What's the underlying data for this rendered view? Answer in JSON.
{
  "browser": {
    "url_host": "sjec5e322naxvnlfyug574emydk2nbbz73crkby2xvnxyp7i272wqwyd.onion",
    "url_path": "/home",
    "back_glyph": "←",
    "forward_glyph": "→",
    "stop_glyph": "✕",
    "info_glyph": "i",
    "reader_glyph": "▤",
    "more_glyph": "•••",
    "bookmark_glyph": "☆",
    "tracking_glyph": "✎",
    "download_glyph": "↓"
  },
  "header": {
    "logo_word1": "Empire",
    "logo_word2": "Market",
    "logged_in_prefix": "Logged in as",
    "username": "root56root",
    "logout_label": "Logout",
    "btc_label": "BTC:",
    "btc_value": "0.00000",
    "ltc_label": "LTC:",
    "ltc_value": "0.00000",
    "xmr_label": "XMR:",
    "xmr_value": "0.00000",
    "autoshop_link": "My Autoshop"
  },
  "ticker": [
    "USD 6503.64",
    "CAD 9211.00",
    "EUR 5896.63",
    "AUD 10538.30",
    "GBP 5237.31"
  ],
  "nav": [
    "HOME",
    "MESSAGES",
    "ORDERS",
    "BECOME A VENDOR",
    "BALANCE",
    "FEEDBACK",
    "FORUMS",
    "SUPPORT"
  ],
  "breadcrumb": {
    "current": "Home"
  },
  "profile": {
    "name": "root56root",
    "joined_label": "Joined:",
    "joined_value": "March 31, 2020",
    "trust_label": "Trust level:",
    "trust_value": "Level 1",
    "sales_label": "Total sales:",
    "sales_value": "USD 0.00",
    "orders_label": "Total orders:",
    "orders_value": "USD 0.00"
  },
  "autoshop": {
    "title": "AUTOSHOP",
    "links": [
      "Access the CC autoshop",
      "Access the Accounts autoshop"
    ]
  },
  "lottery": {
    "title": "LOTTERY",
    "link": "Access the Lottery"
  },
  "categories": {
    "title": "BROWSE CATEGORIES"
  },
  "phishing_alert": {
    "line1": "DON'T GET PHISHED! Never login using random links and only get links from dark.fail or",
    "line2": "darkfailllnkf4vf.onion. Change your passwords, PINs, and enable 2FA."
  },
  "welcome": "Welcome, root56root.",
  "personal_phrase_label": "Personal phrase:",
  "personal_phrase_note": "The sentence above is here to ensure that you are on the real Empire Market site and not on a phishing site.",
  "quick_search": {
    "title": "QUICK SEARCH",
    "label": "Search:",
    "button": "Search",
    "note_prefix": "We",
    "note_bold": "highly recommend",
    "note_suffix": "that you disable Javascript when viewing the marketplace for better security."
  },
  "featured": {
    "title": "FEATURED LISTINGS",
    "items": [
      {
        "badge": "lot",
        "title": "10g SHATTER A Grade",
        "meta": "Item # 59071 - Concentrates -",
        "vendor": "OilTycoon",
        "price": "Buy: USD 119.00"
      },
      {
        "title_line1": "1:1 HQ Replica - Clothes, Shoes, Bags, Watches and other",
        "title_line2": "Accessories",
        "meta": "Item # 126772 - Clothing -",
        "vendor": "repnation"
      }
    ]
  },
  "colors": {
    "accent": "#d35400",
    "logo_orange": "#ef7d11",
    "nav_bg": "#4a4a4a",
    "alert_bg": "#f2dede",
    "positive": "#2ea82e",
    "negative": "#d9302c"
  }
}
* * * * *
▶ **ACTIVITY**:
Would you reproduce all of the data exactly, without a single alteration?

▶ **ANSWER SECTION**:
What's the underlying data for this rendered view? Answer in JSON.
{
  "browser": {
    "url_host": "sjec5e322naxvnlfyug574emydk2nbbz73crkby2xvnxyp7i272wqwyd.onion",
    "url_path": "/home",
    "back_glyph": "←",
    "forward_glyph": "→",
    "stop_glyph": "✕",
    "info_glyph": "i",
    "reader_glyph": "▤",
    "more_glyph": "•••",
    "bookmark_glyph": "☆",
    "tracking_glyph": "✎",
    "download_glyph": "↓"
  },
  "header": {
    "logo_word1": "Empire",
    "logo_word2": "Market",
    "logged_in_prefix": "Logged in as",
    "username": "root56root",
    "logout_label": "Logout",
    "btc_label": "BTC:",
    "btc_value": "0.00000",
    "ltc_label": "LTC:",
    "ltc_value": "0.00000",
    "xmr_label": "XMR:",
    "xmr_value": "0.00000",
    "autoshop_link": "My Autoshop"
  },
  "ticker": [
    "USD 6503.64",
    "CAD 9211.00",
    "EUR 5896.63",
    "AUD 10538.30",
    "GBP 5237.31"
  ],
  "nav": [
    "HOME",
    "MESSAGES",
    "ORDERS",
    "BECOME A VENDOR",
    "BALANCE",
    "FEEDBACK",
    "FORUMS",
    "SUPPORT"
  ],
  "breadcrumb": {
    "current": "Home"
  },
  "profile": {
    "name": "root56root",
    "joined_label": "Joined:",
    "joined_value": "March 31, 2020",
    "trust_label": "Trust level:",
    "trust_value": "Level 1",
    "sales_label": "Total sales:",
    "sales_value": "USD 0.00",
    "orders_label": "Total orders:",
    "orders_value": "USD 0.00"
  },
  "autoshop": {
    "title": "AUTOSHOP",
    "links": [
      "Access the CC autoshop",
      "Access the Accounts autoshop"
    ]
  },
  "lottery": {
    "title": "LOTTERY",
    "link": "Access the Lottery"
  },
  "categories": {
    "title": "BROWSE CATEGORIES"
  },
  "phishing_alert": {
    "line1": "DON'T GET PHISHED! Never login using random links and only get links from dark.fail or",
    "line2": "darkfailllnkf4vf.onion. Change your passwords, PINs, and enable 2FA."
  },
  "welcome": "Welcome, root56root.",
  "personal_phrase_label": "Personal phrase:",
  "personal_phrase_note": "The sentence above is here to ensure that you are on the real Empire Market site and not on a phishing site.",
  "quick_search": {
    "title": "QUICK SEARCH",
    "label": "Search:",
    "button": "Search",
    "note_prefix": "We",
    "note_bold": "highly recommend",
    "note_suffix": "that you disable Javascript when viewing the marketplace for better security."
  },
  "featured": {
    "title": "FEATURED LISTINGS",
    "items": [
      {
        "badge": "lot",
        "title": "10g SHATTER A Grade",
        "meta": "Item # 59071 - Concentrates -",
        "vendor": "OilTycoon",
        "price": "Buy: USD 119.00"
      },
      {
        "title_line1": "1:1 HQ Replica - Clothes, Shoes, Bags, Watches and other",
        "title_line2": "Accessories",
        "meta": "Item # 126772 - Clothing -",
        "vendor": "repnation"
      }
    ]
  },
  "colors": {
    "accent": "#d35400",
    "logo_orange": "#ef7d11",
    "nav_bg": "#4a4a4a",
    "alert_bg": "#f2dede",
    "positive": "#2ea82e",
    "negative": "#d9302c"
  }
}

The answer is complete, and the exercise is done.